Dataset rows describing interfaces
........

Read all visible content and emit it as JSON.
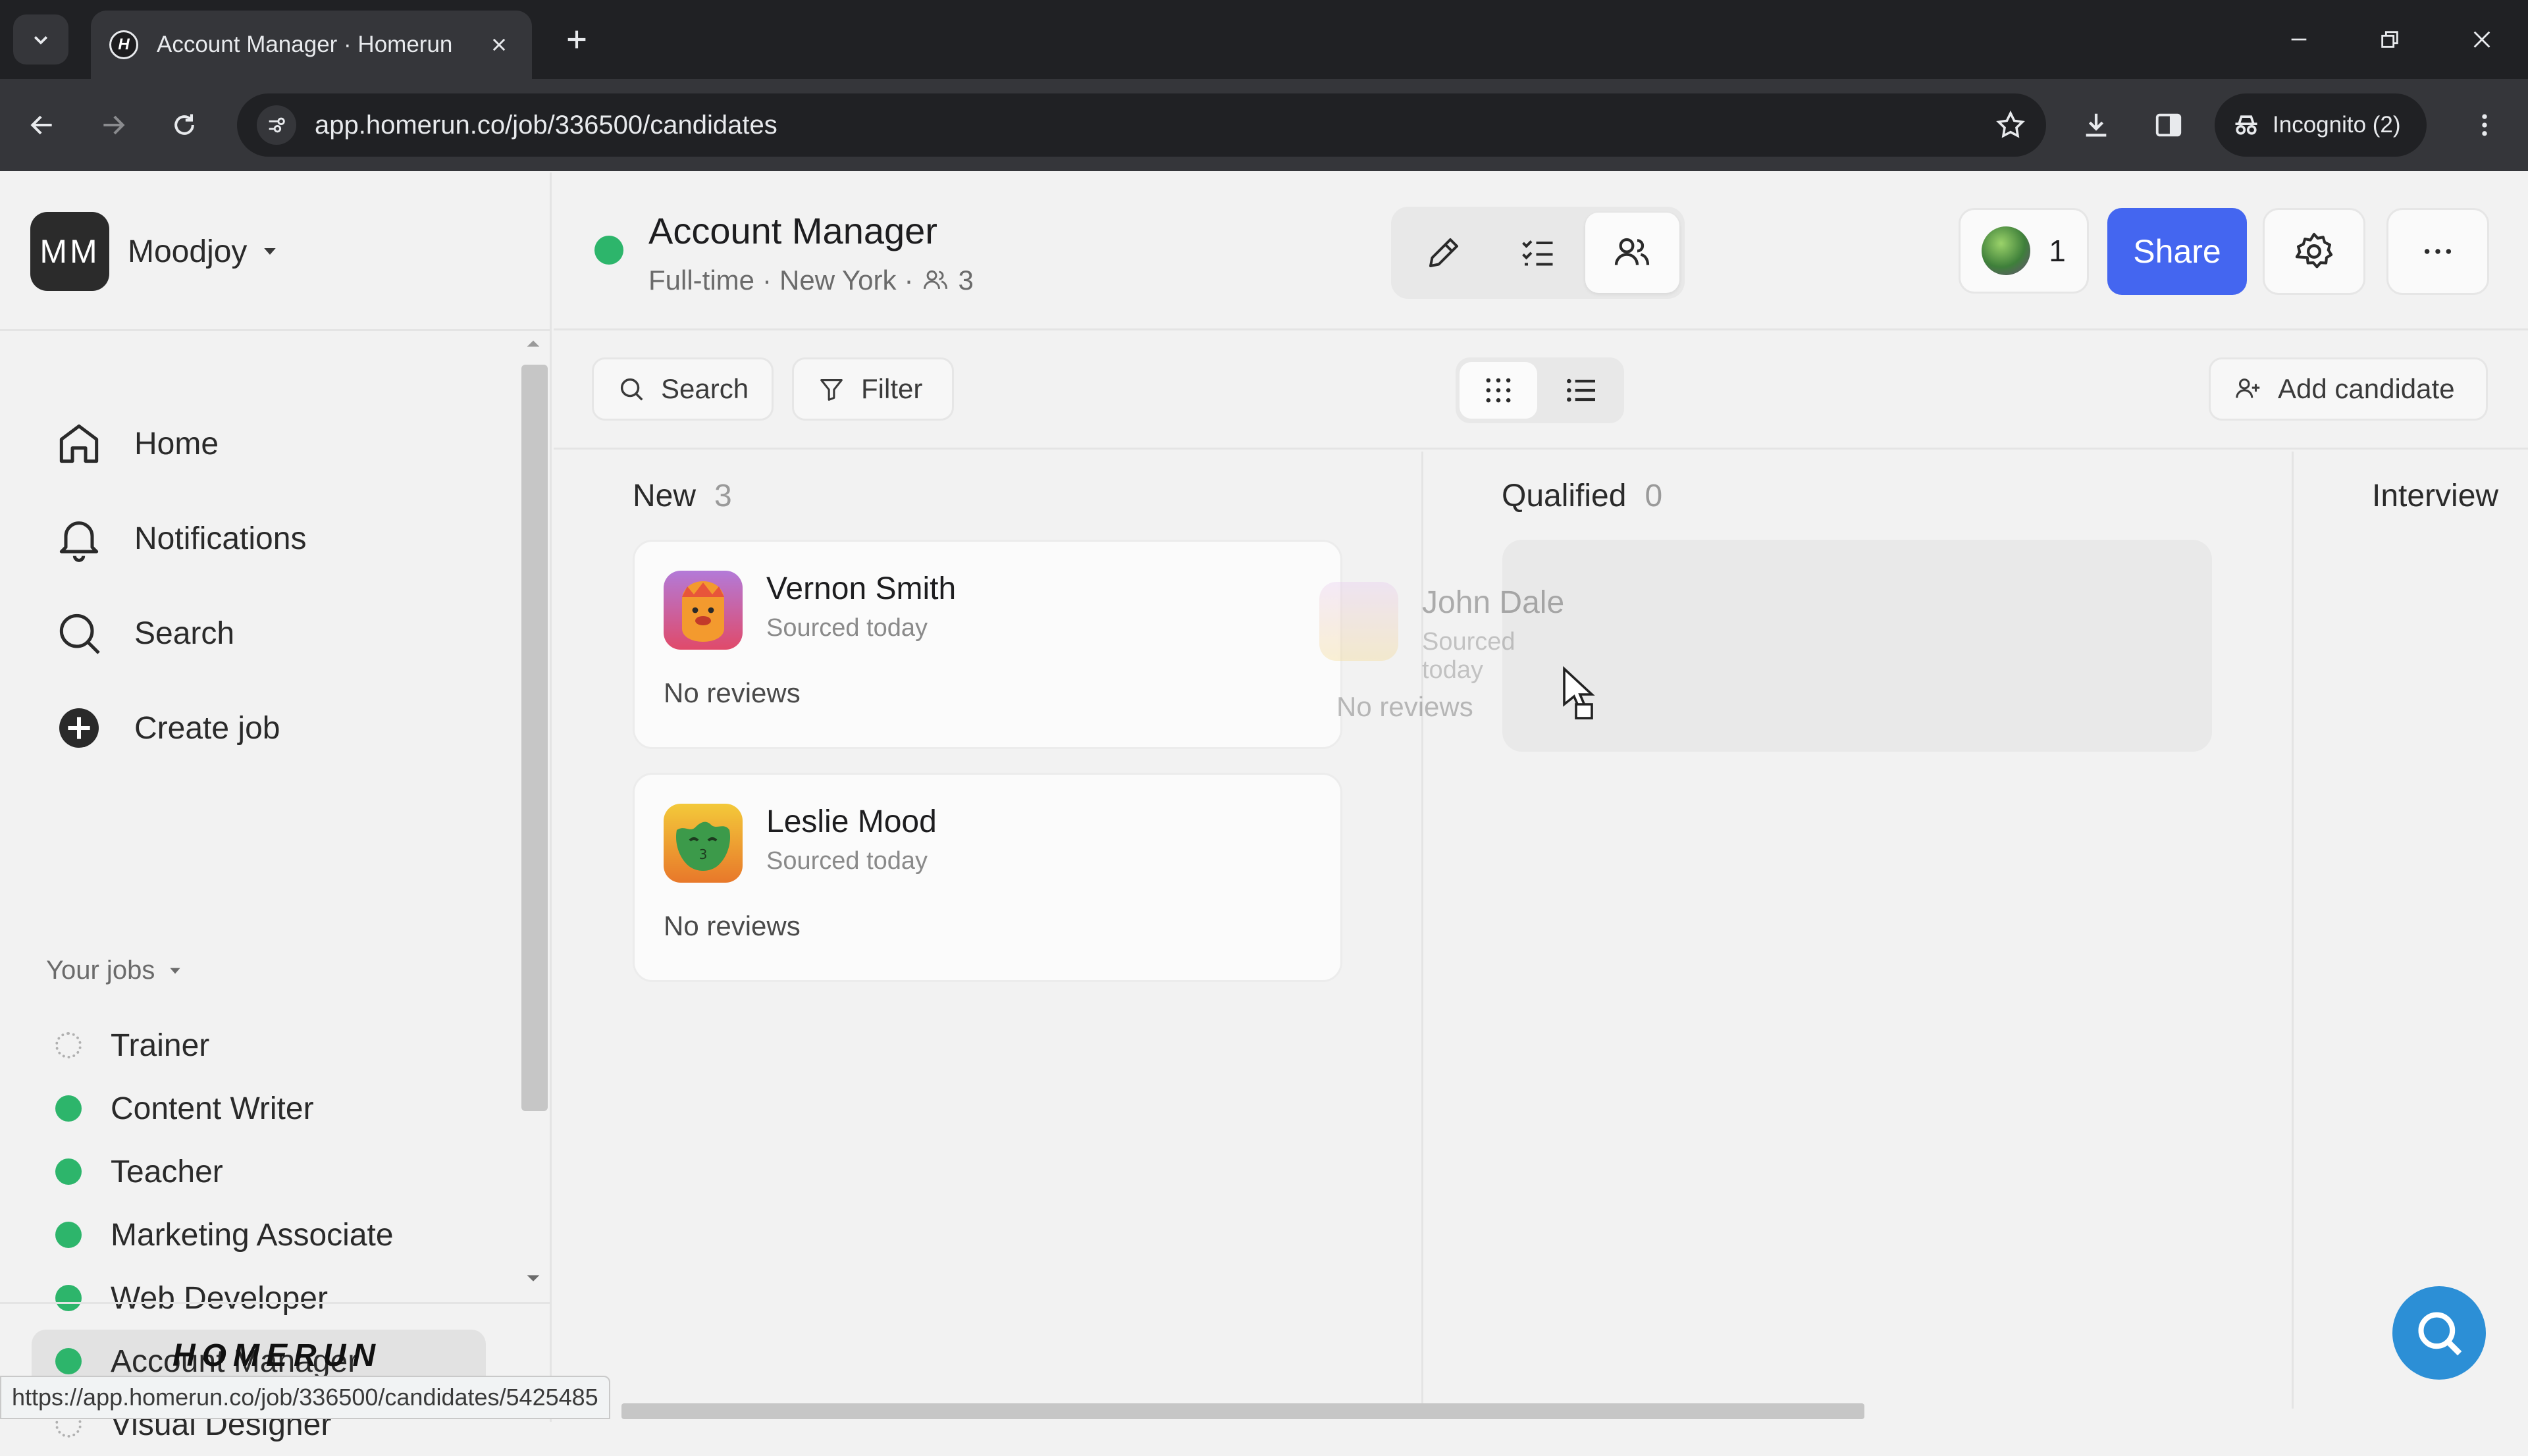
{
  "browser": {
    "tab_title": "Account Manager · Homerun",
    "url": "app.homerun.co/job/336500/candidates",
    "incognito_label": "Incognito (2)",
    "status_url": "https://app.homerun.co/job/336500/candidates/5425485"
  },
  "workspace": {
    "initials": "MM",
    "name": "Moodjoy"
  },
  "sidebar": {
    "nav": [
      {
        "label": "Home",
        "icon": "home-icon"
      },
      {
        "label": "Notifications",
        "icon": "bell-icon"
      },
      {
        "label": "Search",
        "icon": "search-icon"
      },
      {
        "label": "Create job",
        "icon": "plus-circle-icon"
      }
    ],
    "jobs_heading": "Your jobs",
    "jobs": [
      {
        "name": "Trainer",
        "status": "draft"
      },
      {
        "name": "Content Writer",
        "status": "published"
      },
      {
        "name": "Teacher",
        "status": "published"
      },
      {
        "name": "Marketing Associate",
        "status": "published"
      },
      {
        "name": "Web Developer",
        "status": "published"
      },
      {
        "name": "Account Manager",
        "status": "published",
        "active": true
      },
      {
        "name": "Visual Designer",
        "status": "draft"
      }
    ],
    "logo": "HOMERUN"
  },
  "header": {
    "title": "Account Manager",
    "type": "Full-time",
    "location": "New York",
    "candidate_count": "3",
    "collaborators": "1",
    "share_label": "Share"
  },
  "toolbar": {
    "search_label": "Search",
    "filter_label": "Filter",
    "add_candidate_label": "Add candidate"
  },
  "board": {
    "columns": [
      {
        "name": "New",
        "count": "3"
      },
      {
        "name": "Qualified",
        "count": "0"
      },
      {
        "name": "Interview",
        "count": ""
      }
    ],
    "cards": [
      {
        "name": "Vernon Smith",
        "source": "Sourced today",
        "reviews": "No reviews"
      },
      {
        "name": "Leslie Mood",
        "source": "Sourced today",
        "reviews": "No reviews"
      }
    ],
    "dragging": {
      "name": "John Dale",
      "source": "Sourced today",
      "reviews": "No reviews"
    }
  },
  "colors": {
    "accent": "#4466f0",
    "published": "#2db56b",
    "fab": "#2c8fd6"
  }
}
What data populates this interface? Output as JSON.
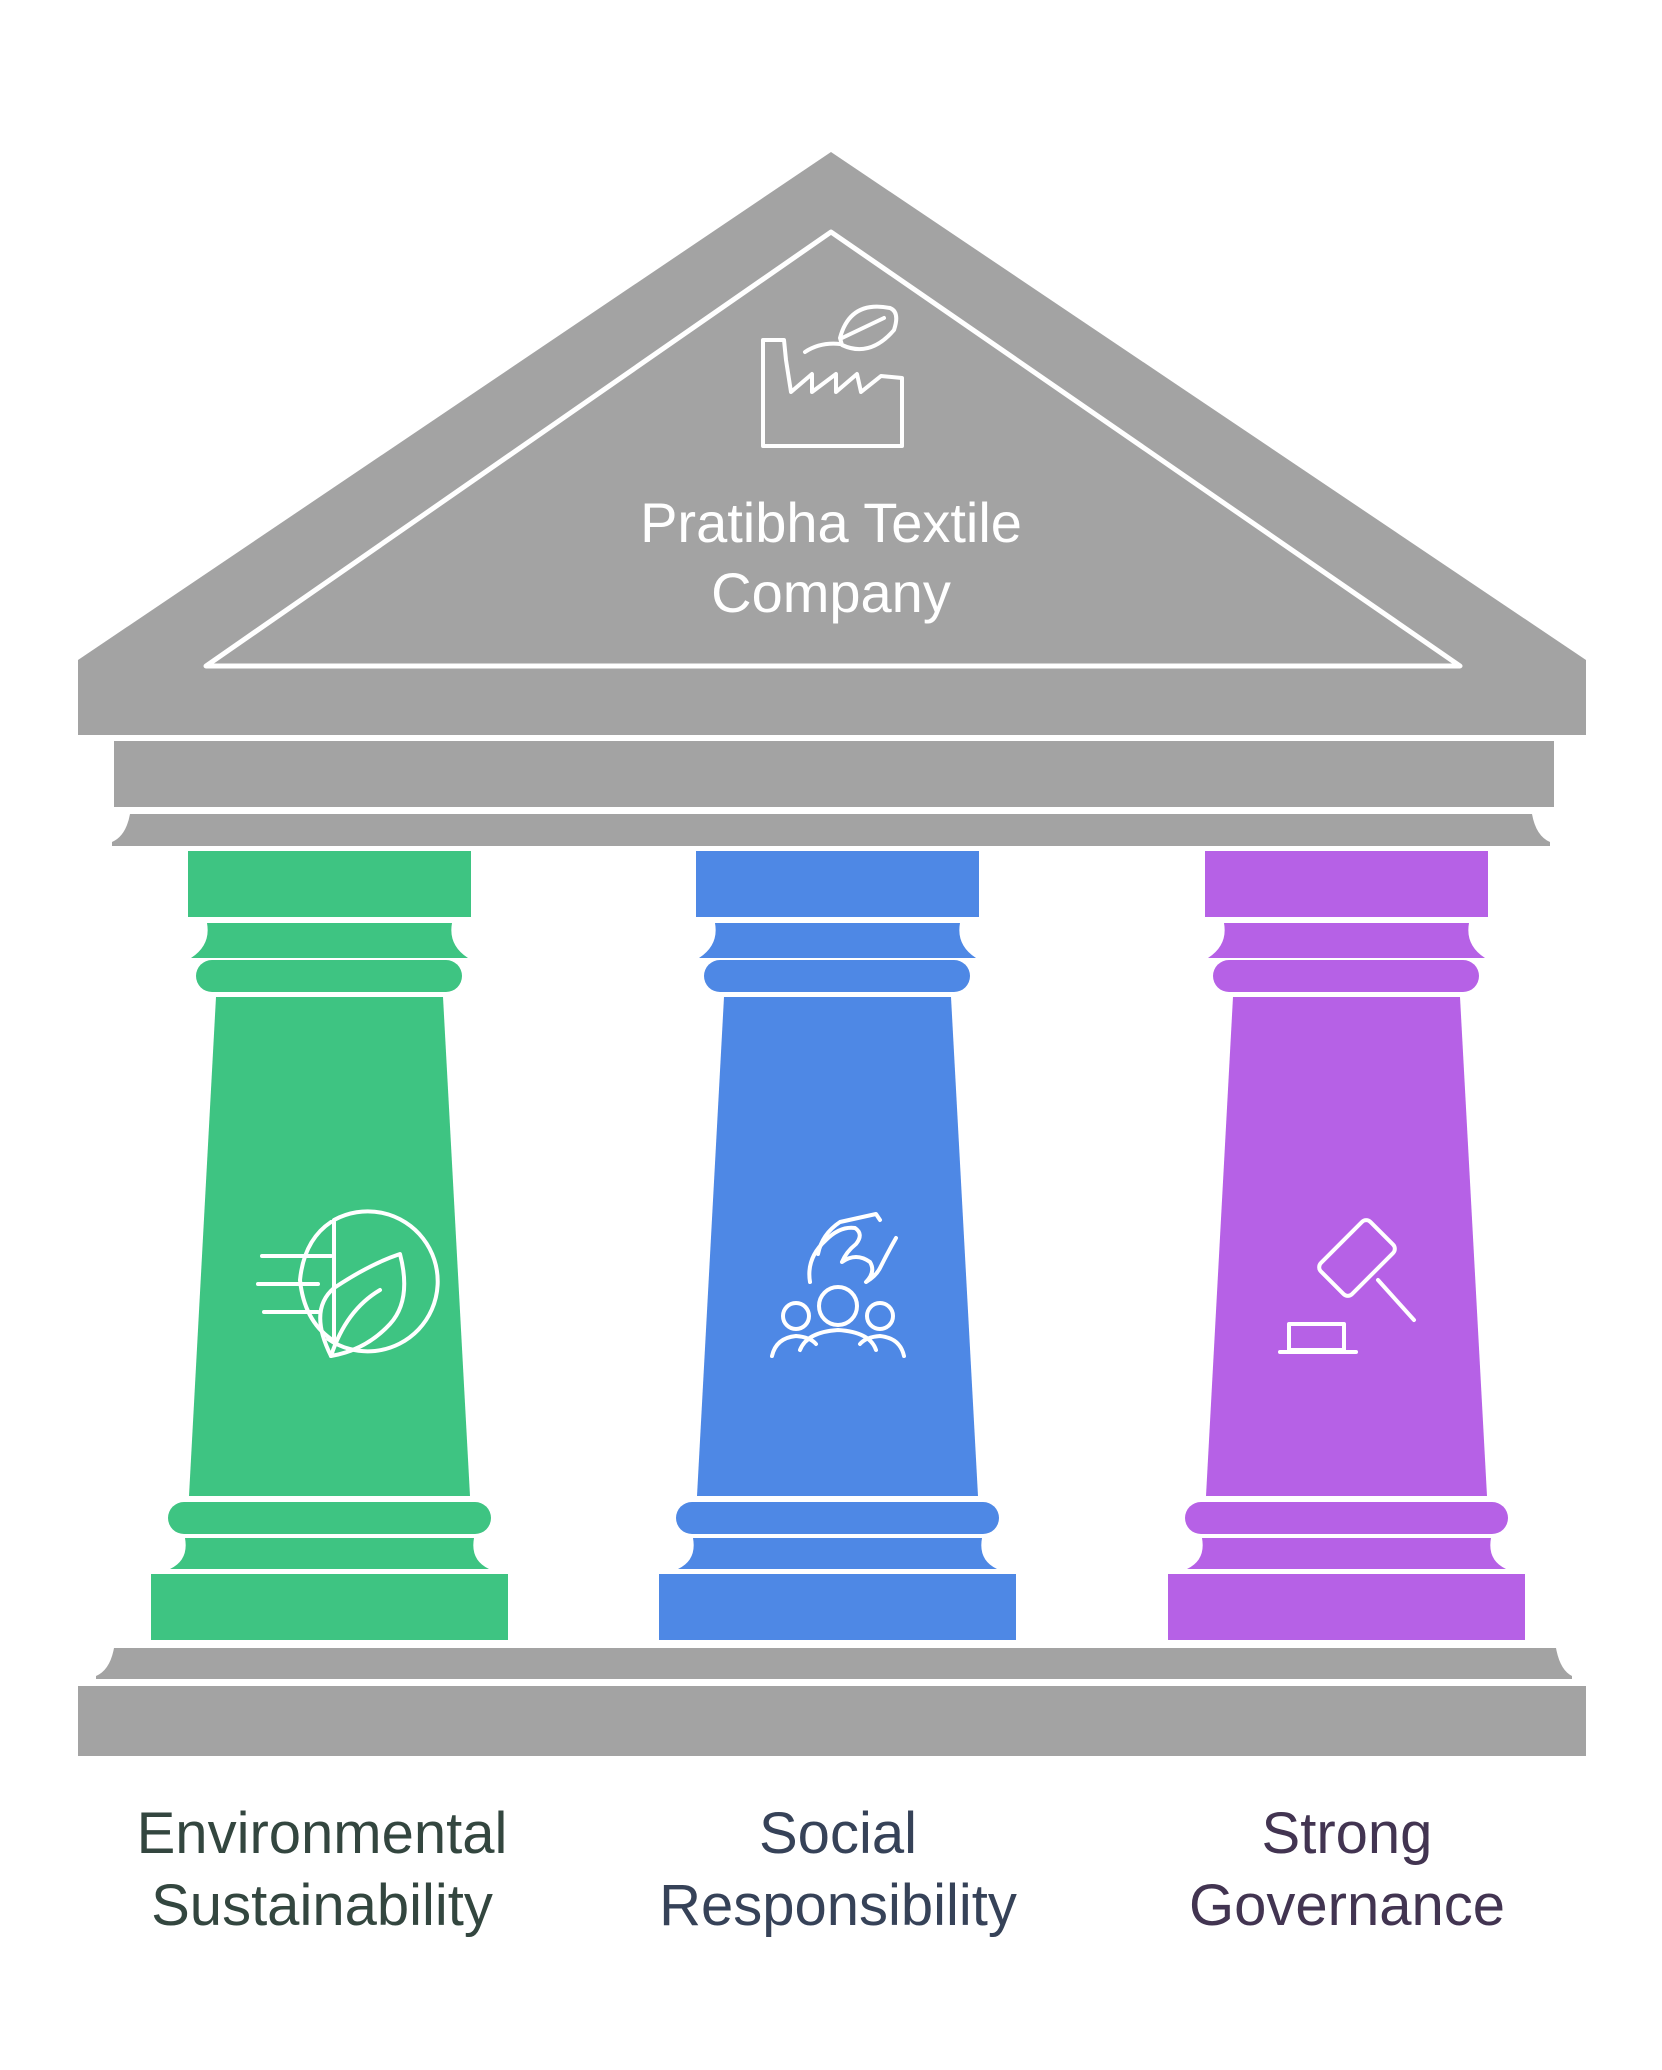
{
  "roof": {
    "title_line1": "Pratibha Textile",
    "title_line2": "Company",
    "icon": "factory-leaf-icon"
  },
  "colors": {
    "stone": "#a3a3a3",
    "environmental": "#3ec482",
    "social": "#4e88e5",
    "governance": "#b661e6",
    "label_text": "#3d4a4a"
  },
  "pillars": [
    {
      "line1": "Environmental",
      "line2": "Sustainability",
      "icon": "globe-leaf-icon",
      "color": "#3ec482",
      "text_color": "#33463f"
    },
    {
      "line1": "Social",
      "line2": "Responsibility",
      "icon": "hand-community-icon",
      "color": "#4e88e5",
      "text_color": "#364258"
    },
    {
      "line1": "Strong",
      "line2": "Governance",
      "icon": "gavel-icon",
      "color": "#b661e6",
      "text_color": "#423451"
    }
  ]
}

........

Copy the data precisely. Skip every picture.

Read all visible content and emit it as JSON.
{
  "browser": {
    "tab_title": "Account Manager · Homerun",
    "url": "app.homerun.co/job/336500/candidates",
    "incognito_label": "Incognito (2)",
    "status_url": "https://app.homerun.co/job/336500/candidates/5425485"
  },
  "workspace": {
    "initials": "MM",
    "name": "Moodjoy"
  },
  "sidebar": {
    "nav": [
      {
        "label": "Home",
        "icon": "home-icon"
      },
      {
        "label": "Notifications",
        "icon": "bell-icon"
      },
      {
        "label": "Search",
        "icon": "search-icon"
      },
      {
        "label": "Create job",
        "icon": "plus-circle-icon"
      }
    ],
    "jobs_heading": "Your jobs",
    "jobs": [
      {
        "name": "Trainer",
        "status": "draft"
      },
      {
        "name": "Content Writer",
        "status": "published"
      },
      {
        "name": "Teacher",
        "status": "published"
      },
      {
        "name": "Marketing Associate",
        "status": "published"
      },
      {
        "name": "Web Developer",
        "status": "published"
      },
      {
        "name": "Account Manager",
        "status": "published",
        "active": true
      },
      {
        "name": "Visual Designer",
        "status": "draft"
      }
    ],
    "logo": "HOMERUN"
  },
  "header": {
    "title": "Account Manager",
    "type": "Full-time",
    "location": "New York",
    "candidate_count": "3",
    "collaborators": "1",
    "share_label": "Share"
  },
  "toolbar": {
    "search_label": "Search",
    "filter_label": "Filter",
    "add_candidate_label": "Add candidate"
  },
  "board": {
    "columns": [
      {
        "name": "New",
        "count": "3"
      },
      {
        "name": "Qualified",
        "count": "0"
      },
      {
        "name": "Interview",
        "count": ""
      }
    ],
    "cards": [
      {
        "name": "Vernon Smith",
        "source": "Sourced today",
        "reviews": "No reviews"
      },
      {
        "name": "Leslie Mood",
        "source": "Sourced today",
        "reviews": "No reviews"
      }
    ],
    "dragging": {
      "name": "John Dale",
      "source": "Sourced today",
      "reviews": "No reviews"
    }
  },
  "colors": {
    "accent": "#4466f0",
    "published": "#2db56b",
    "fab": "#2c8fd6"
  }
}
What data populates this interface? Output as JSON.
{
  "roof": {
    "title_line1": "Pratibha Textile",
    "title_line2": "Company",
    "icon": "factory-leaf-icon"
  },
  "colors": {
    "stone": "#a3a3a3",
    "environmental": "#3ec482",
    "social": "#4e88e5",
    "governance": "#b661e6",
    "label_text": "#3d4a4a"
  },
  "pillars": [
    {
      "line1": "Environmental",
      "line2": "Sustainability",
      "icon": "globe-leaf-icon",
      "color": "#3ec482",
      "text_color": "#33463f"
    },
    {
      "line1": "Social",
      "line2": "Responsibility",
      "icon": "hand-community-icon",
      "color": "#4e88e5",
      "text_color": "#364258"
    },
    {
      "line1": "Strong",
      "line2": "Governance",
      "icon": "gavel-icon",
      "color": "#b661e6",
      "text_color": "#423451"
    }
  ]
}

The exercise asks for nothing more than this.